### Required work
Each line below with the string "seconds" should be copied.

### Data shown
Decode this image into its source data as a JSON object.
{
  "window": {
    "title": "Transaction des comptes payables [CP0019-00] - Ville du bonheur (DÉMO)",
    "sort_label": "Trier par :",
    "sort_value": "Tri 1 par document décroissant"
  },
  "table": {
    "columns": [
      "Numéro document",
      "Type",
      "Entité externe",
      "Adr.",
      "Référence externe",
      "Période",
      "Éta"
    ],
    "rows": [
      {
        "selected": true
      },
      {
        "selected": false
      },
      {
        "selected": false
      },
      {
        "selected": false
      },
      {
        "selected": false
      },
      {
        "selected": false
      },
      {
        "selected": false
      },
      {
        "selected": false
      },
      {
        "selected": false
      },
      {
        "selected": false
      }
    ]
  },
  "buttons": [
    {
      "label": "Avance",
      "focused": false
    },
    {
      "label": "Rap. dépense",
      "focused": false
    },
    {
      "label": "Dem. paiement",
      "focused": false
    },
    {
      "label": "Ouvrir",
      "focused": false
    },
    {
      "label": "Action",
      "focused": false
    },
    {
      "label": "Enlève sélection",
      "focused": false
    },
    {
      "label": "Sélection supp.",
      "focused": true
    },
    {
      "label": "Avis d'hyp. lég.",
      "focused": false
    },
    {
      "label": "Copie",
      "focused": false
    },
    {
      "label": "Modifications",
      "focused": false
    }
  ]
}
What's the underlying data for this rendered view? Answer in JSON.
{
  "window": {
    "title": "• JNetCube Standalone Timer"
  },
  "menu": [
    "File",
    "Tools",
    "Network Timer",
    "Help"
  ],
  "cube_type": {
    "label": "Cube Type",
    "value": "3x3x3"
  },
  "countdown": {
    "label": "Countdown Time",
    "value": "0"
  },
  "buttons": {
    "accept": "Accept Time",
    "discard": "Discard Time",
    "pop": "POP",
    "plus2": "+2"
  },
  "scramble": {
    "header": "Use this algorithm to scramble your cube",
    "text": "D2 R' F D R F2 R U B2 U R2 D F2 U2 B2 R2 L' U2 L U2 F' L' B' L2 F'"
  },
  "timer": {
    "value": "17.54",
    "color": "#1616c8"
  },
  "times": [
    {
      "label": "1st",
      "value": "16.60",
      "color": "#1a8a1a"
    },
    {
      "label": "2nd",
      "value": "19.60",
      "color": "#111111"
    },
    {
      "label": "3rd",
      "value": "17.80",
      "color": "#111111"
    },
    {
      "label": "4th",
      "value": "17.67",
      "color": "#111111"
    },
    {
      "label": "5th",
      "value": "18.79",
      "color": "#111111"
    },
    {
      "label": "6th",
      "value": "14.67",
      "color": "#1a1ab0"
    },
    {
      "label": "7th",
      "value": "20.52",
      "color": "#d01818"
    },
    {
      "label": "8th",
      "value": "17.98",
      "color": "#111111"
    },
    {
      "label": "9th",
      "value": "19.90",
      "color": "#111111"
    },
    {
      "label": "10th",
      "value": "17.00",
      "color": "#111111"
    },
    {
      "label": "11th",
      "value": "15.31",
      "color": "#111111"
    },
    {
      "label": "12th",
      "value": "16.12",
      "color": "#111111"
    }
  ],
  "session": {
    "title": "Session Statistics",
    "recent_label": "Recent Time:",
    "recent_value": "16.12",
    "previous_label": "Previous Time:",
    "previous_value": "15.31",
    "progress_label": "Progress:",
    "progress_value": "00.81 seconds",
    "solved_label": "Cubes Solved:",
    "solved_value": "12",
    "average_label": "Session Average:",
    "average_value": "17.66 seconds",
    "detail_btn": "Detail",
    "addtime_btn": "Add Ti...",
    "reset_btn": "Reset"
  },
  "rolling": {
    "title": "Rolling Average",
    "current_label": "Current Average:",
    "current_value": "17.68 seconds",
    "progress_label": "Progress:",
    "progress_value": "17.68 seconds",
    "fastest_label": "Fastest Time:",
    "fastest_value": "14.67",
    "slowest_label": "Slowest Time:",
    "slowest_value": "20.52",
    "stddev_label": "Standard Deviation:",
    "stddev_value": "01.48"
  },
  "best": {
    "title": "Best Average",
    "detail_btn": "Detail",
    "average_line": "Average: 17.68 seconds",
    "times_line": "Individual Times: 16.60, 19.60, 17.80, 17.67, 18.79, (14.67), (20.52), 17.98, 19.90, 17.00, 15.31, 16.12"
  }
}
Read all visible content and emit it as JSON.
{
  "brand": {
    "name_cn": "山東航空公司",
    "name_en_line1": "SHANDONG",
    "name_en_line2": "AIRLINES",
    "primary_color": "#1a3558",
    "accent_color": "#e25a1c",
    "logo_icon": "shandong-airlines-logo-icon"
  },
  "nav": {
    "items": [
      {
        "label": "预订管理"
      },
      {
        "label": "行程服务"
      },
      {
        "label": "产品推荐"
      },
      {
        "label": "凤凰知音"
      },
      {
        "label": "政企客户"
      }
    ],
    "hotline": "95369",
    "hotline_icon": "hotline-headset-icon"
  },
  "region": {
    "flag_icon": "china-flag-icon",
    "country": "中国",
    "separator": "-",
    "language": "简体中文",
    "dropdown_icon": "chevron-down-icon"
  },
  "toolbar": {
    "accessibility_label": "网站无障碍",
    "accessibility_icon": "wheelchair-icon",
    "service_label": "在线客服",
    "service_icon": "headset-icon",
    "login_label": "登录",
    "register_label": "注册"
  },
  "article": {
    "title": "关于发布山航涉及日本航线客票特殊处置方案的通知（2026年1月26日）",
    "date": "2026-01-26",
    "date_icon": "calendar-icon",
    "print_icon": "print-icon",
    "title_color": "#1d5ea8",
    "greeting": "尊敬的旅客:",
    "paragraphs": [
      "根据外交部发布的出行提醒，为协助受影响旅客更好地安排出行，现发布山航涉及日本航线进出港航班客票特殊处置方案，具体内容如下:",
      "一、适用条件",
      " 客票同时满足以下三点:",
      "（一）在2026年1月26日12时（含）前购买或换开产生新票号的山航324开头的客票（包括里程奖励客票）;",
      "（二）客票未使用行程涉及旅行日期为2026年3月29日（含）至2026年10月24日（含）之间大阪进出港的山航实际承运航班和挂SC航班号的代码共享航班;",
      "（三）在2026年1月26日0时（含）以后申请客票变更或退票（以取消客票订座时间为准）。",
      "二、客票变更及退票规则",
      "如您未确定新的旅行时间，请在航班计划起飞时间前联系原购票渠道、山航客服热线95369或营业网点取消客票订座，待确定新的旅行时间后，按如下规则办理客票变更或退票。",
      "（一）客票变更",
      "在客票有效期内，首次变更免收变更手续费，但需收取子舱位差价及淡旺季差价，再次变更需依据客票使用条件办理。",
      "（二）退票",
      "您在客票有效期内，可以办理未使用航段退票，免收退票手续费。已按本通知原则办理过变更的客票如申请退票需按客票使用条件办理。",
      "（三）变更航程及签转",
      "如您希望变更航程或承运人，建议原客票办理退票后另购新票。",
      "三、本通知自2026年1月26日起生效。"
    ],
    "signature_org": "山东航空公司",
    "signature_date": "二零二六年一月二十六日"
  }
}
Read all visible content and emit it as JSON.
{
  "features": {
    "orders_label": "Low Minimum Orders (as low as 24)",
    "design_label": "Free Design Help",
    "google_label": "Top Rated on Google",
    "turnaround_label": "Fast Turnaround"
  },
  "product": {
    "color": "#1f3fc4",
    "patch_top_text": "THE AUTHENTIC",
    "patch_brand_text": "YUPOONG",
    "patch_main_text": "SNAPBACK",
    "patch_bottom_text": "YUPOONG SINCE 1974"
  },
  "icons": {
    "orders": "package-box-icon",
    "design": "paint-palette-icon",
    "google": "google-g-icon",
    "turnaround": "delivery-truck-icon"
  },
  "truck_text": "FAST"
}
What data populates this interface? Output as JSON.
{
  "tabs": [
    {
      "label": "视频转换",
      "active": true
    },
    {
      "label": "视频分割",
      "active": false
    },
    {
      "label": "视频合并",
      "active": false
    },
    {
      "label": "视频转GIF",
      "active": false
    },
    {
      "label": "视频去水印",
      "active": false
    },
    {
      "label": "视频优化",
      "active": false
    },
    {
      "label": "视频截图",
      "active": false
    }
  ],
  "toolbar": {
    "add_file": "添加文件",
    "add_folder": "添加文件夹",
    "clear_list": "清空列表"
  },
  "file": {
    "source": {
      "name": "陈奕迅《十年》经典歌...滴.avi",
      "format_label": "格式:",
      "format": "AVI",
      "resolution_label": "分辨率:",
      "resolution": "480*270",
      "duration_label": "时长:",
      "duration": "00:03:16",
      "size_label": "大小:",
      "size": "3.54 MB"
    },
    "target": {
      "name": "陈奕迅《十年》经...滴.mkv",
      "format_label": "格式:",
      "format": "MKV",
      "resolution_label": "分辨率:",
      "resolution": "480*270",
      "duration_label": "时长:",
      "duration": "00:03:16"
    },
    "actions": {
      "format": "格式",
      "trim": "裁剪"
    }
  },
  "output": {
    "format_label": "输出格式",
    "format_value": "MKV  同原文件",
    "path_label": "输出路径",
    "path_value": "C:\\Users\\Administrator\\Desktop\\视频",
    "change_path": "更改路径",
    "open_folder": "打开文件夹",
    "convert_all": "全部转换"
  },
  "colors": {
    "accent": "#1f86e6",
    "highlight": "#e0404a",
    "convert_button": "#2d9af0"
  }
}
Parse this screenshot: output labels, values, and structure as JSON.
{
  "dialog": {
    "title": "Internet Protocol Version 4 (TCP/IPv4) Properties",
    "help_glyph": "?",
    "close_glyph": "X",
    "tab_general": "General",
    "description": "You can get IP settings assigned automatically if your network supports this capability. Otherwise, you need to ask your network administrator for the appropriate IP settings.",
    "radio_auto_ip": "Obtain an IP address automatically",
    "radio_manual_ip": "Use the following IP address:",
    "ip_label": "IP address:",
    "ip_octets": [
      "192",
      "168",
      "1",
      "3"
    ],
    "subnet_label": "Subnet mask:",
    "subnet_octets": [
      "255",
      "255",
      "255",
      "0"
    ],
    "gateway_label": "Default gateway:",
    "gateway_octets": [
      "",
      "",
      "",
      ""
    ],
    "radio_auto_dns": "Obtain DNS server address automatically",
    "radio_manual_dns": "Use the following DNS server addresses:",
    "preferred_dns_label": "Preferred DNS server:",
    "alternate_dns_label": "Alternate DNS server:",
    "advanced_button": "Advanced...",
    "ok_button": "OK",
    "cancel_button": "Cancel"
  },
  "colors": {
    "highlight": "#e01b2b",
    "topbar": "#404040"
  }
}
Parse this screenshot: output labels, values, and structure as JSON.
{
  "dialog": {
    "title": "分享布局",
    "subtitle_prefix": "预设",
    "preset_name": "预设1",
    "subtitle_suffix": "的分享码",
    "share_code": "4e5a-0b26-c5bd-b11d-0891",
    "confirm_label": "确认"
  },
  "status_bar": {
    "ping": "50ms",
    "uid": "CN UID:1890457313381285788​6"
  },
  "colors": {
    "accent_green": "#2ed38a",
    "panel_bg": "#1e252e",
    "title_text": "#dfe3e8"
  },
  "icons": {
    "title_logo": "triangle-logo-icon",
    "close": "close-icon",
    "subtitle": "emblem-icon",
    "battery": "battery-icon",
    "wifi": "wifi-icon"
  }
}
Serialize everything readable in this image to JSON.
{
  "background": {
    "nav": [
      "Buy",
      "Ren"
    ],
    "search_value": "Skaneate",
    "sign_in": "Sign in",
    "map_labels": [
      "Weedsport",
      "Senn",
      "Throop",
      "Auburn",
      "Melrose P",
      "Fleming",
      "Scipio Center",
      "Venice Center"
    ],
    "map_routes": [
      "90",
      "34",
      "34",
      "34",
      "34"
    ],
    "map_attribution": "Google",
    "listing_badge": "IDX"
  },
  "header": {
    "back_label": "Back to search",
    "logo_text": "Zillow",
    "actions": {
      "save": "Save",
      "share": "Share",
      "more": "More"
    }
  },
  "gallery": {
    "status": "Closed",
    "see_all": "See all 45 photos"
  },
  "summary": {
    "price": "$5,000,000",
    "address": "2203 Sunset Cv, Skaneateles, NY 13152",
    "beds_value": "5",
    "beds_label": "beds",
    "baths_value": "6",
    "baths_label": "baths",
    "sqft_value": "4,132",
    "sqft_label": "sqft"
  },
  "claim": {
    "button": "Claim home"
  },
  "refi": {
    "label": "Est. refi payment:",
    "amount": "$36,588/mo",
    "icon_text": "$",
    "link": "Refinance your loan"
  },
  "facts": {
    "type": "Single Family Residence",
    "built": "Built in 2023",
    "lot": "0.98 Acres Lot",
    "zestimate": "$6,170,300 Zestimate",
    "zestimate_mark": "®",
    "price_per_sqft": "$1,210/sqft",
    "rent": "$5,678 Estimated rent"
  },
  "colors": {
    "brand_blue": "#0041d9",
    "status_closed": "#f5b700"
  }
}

### Task response
    "progress_value": "00.81 seconds",
    "average_value": "17.66 seconds",
    "current_value": "17.68 seconds",
    "progress_value": "17.68 seconds",
    "average_line": "Average: 17.68 seconds",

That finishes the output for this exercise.